Pick out the lines below that include the string "desc".

- _Information shown_

====================

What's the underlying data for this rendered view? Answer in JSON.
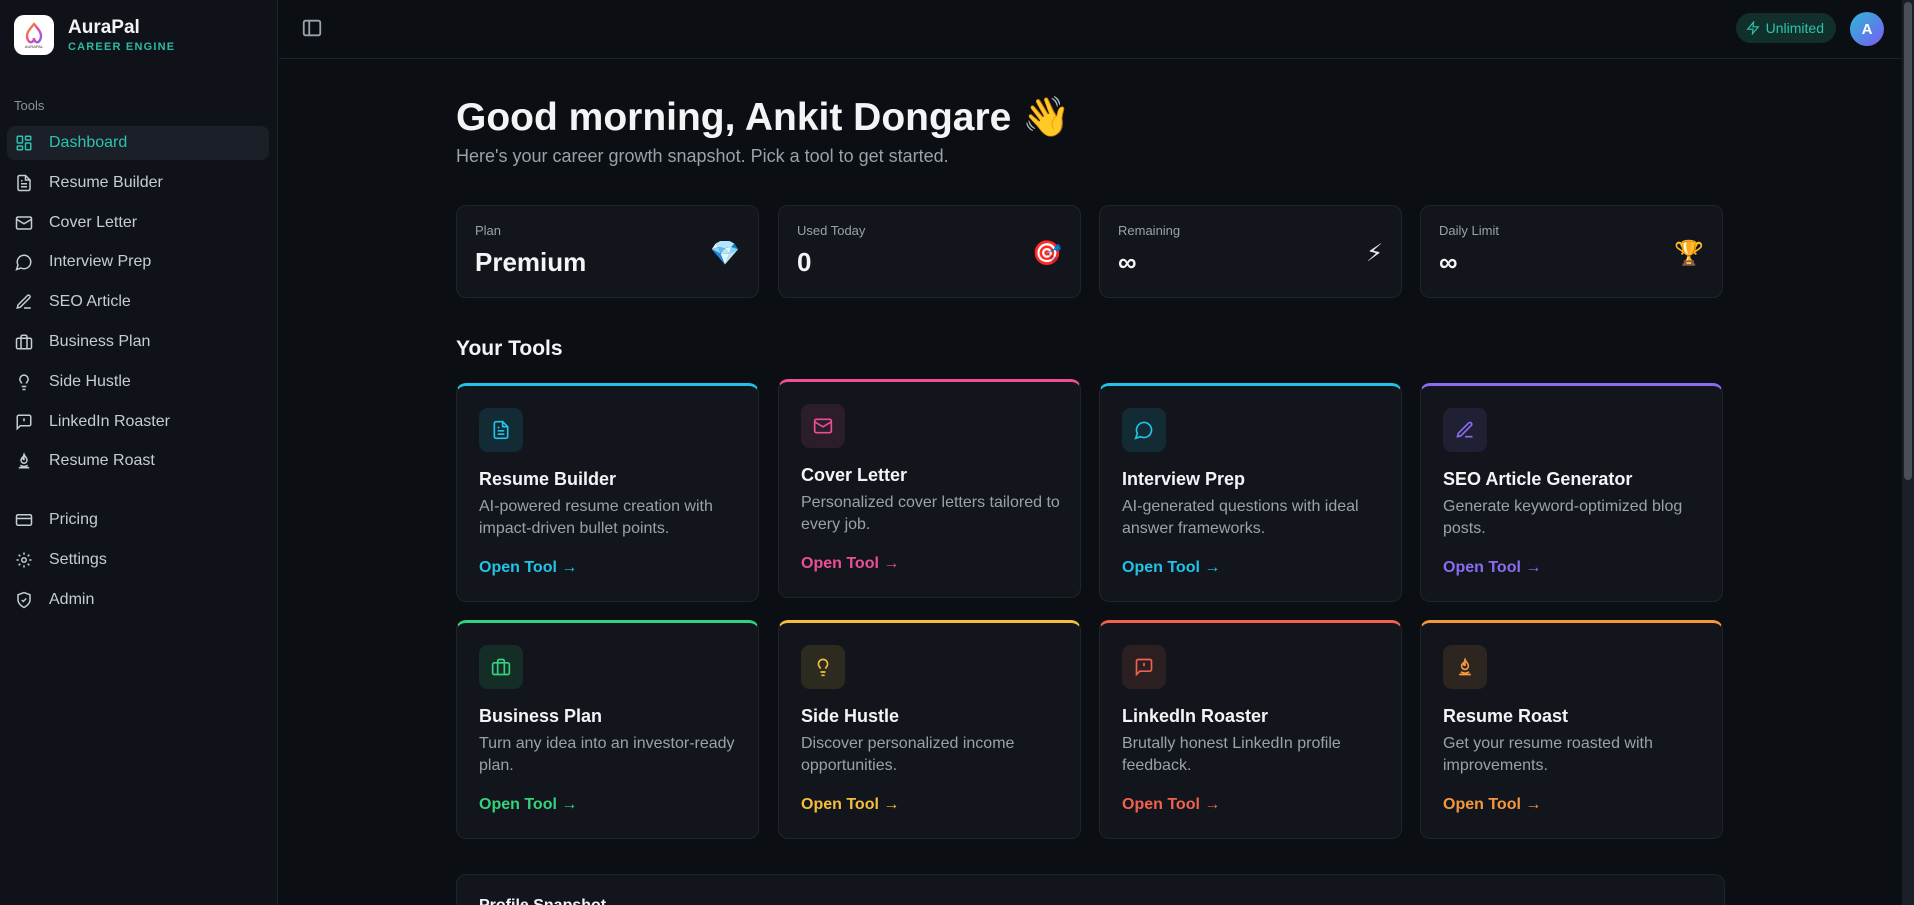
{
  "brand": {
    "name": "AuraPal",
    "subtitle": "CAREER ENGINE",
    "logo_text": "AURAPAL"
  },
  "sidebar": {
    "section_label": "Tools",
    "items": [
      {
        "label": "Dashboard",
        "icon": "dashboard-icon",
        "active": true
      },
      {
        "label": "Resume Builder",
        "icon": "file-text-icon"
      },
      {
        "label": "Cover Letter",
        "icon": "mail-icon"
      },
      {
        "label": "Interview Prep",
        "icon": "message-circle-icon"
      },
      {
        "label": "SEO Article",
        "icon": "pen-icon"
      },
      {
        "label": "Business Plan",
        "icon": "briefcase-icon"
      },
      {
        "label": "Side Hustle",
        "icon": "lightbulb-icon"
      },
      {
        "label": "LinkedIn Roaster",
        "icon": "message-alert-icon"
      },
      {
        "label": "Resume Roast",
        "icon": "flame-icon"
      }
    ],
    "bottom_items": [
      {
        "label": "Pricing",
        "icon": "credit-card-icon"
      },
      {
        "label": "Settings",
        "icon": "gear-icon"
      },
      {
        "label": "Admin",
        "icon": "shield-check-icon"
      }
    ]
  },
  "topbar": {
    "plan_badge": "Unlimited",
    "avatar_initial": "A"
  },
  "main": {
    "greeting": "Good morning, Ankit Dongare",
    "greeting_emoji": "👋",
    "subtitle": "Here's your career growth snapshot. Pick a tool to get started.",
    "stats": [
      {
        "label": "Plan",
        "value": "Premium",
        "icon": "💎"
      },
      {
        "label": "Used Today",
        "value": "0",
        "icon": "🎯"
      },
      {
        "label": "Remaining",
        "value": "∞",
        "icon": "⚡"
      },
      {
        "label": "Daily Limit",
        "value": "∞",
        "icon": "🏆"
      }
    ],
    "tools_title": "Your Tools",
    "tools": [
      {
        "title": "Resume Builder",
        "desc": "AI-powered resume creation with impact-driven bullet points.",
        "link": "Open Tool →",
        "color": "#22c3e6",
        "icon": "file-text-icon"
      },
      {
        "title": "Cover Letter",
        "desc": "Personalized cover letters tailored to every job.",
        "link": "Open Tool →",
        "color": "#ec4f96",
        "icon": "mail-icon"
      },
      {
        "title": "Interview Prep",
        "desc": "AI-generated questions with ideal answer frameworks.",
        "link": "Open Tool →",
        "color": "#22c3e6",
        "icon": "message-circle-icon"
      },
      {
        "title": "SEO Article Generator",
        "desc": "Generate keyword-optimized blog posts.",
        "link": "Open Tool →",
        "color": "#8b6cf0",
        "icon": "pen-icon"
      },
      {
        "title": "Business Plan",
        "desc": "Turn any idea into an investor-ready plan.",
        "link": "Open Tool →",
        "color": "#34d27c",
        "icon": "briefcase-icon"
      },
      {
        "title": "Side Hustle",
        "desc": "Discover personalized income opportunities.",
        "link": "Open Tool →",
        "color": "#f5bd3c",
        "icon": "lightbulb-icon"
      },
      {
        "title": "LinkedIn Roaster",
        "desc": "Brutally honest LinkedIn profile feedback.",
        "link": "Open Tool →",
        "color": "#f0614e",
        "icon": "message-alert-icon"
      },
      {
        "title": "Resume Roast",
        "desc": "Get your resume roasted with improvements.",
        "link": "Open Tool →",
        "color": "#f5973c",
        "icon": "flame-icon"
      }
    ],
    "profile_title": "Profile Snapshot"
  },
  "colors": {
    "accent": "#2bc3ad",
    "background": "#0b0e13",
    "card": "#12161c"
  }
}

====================

- _Problem solution_
        "desc": "AI-powered resume creation with impact-driven bullet points.",
        "desc": "Personalized cover letters tailored to every job.",
        "desc": "AI-generated questions with ideal answer frameworks.",
        "desc": "Generate keyword-optimized blog posts.",
        "desc": "Turn any idea into an investor-ready plan.",
        "desc": "Discover personalized income opportunities.",
        "desc": "Brutally honest LinkedIn profile feedback.",
        "desc": "Get your resume roasted with improvements.",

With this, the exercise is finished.